Simon Crompton looks forward to summer in our linen-silk waffle knit polo.
Warm weather is almost here (honest) and thoughts turn to summer staples - like the polo shirt. The example pictured, however, is no ordinary polo, and it’s worth briefly explaining why.
The polo shirt has become so ubiquitous in its cheap, shapeless, mass-produced form, that it’s easy to think it can be nothing else. That it will always be made from a cheap cotton jersey, its role reduced to a vehicle for the company logo.
It was not always this way. Unlike the t-shirt, a polo shirt was originally an elegant and tailored item - still fine knitwear, just with shorter sleeves.
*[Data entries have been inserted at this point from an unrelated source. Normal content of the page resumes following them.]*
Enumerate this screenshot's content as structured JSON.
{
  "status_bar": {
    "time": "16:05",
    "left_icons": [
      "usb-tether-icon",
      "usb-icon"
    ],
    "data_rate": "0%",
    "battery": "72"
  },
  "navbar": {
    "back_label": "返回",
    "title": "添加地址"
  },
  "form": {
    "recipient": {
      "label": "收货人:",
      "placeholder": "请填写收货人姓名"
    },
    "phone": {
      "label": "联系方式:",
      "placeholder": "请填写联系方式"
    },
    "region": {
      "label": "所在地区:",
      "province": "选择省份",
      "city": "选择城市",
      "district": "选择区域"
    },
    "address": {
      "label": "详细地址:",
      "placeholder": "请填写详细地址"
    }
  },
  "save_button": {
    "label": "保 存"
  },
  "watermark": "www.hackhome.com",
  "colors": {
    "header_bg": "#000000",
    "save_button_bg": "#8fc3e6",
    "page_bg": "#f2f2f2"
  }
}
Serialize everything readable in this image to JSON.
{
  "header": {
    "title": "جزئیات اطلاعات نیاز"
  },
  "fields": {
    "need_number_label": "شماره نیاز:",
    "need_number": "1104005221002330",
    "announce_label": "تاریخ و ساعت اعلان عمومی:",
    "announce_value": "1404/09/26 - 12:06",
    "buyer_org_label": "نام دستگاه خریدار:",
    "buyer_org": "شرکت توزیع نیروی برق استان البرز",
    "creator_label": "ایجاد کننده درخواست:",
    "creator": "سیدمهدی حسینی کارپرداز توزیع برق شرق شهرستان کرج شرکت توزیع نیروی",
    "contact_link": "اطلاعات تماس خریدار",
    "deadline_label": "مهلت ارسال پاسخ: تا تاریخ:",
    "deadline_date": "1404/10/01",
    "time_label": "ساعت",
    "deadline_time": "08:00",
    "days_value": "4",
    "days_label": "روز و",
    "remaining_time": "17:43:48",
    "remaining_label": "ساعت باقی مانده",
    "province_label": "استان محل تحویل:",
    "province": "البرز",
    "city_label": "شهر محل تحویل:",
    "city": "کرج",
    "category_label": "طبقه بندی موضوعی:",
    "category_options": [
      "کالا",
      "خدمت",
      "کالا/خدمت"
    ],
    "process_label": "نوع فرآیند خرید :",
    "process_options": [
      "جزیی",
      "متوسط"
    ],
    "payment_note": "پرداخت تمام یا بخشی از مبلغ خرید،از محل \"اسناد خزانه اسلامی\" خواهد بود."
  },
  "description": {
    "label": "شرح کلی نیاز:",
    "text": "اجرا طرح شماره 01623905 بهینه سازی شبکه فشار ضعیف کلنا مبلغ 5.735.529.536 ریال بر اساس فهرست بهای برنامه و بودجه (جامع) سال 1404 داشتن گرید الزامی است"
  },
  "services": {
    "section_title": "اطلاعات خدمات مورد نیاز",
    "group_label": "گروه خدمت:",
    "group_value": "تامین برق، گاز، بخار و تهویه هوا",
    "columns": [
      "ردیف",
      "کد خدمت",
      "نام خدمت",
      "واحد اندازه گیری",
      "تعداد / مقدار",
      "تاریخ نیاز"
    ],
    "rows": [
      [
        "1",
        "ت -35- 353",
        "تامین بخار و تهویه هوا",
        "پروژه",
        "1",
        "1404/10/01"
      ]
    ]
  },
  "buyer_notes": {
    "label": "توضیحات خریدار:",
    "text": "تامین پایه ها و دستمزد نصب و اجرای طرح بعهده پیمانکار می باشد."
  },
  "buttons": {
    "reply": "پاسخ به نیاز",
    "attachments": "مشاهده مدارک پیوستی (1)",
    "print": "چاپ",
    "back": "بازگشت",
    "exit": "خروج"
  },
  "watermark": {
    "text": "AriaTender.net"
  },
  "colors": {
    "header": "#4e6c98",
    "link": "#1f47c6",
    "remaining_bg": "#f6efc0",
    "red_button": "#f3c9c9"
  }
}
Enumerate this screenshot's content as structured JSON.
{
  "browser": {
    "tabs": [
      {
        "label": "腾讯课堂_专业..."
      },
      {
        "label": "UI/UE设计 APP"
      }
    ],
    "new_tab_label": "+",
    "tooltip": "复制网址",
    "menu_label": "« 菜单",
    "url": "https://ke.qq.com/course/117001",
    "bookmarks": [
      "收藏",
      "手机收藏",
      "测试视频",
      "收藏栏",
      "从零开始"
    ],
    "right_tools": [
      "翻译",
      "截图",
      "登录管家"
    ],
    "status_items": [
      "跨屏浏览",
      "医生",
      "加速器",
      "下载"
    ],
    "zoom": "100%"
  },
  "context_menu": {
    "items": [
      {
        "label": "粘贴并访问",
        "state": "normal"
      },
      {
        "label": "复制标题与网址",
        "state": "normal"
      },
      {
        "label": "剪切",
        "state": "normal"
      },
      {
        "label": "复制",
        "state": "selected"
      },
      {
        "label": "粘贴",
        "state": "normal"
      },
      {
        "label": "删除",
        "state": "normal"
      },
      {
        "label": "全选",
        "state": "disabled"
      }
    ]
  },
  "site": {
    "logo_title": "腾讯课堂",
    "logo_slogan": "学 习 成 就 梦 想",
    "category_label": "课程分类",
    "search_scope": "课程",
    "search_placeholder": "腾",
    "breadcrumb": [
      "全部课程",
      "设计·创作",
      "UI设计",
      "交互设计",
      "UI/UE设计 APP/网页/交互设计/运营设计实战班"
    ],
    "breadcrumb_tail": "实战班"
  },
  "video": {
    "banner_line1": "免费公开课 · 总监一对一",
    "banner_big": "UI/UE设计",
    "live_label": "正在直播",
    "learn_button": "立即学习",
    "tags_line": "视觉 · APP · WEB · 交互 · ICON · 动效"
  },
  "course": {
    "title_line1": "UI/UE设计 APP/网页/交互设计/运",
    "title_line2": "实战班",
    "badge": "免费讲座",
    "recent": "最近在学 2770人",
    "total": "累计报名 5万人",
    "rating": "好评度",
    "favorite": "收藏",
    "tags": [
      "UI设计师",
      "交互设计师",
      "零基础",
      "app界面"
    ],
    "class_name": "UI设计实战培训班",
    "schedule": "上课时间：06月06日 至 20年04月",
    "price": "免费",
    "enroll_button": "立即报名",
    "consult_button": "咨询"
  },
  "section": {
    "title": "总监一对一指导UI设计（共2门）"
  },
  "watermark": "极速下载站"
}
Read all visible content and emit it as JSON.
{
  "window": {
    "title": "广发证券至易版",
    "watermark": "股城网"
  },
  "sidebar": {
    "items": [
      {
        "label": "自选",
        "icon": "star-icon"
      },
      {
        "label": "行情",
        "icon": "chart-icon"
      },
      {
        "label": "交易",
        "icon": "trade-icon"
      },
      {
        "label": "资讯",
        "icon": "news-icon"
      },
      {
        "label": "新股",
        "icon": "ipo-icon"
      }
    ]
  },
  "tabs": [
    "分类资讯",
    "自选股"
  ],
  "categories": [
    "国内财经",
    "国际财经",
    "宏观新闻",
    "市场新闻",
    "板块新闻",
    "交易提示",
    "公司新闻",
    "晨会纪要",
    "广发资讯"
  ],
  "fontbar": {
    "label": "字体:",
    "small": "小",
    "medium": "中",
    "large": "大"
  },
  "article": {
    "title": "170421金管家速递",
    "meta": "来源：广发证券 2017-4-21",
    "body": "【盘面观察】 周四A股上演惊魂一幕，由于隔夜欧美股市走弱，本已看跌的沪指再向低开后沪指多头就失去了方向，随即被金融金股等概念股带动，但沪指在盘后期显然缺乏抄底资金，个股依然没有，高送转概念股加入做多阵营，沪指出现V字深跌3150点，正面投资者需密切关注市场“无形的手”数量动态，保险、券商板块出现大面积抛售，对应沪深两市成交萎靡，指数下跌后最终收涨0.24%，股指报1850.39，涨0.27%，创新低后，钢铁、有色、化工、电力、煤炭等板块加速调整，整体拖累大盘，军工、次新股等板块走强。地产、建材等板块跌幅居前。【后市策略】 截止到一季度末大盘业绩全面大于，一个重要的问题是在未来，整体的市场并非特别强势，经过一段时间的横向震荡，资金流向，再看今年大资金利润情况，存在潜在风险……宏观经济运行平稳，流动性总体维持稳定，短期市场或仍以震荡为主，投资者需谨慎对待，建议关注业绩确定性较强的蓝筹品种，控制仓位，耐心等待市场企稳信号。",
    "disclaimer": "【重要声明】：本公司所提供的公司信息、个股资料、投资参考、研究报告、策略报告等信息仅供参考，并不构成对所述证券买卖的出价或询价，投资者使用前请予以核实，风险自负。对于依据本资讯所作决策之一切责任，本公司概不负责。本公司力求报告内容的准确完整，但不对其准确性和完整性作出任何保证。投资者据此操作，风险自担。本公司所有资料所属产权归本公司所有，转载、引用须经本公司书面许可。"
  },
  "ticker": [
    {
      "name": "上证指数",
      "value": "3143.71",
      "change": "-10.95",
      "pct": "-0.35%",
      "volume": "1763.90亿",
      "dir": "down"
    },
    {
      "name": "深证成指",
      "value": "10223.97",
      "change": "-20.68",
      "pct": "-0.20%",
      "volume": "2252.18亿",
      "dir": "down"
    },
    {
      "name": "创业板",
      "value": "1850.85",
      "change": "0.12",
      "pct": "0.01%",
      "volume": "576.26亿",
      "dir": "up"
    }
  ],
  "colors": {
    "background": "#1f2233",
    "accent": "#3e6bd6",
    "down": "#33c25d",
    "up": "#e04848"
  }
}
Although invented for sport (tennis actually, rather than polo, but the latter name stuck) it was still made to a high standard, worn under a ribbed sweater with nicely pressed trousers, and covered by a ‘polo’ coat between games.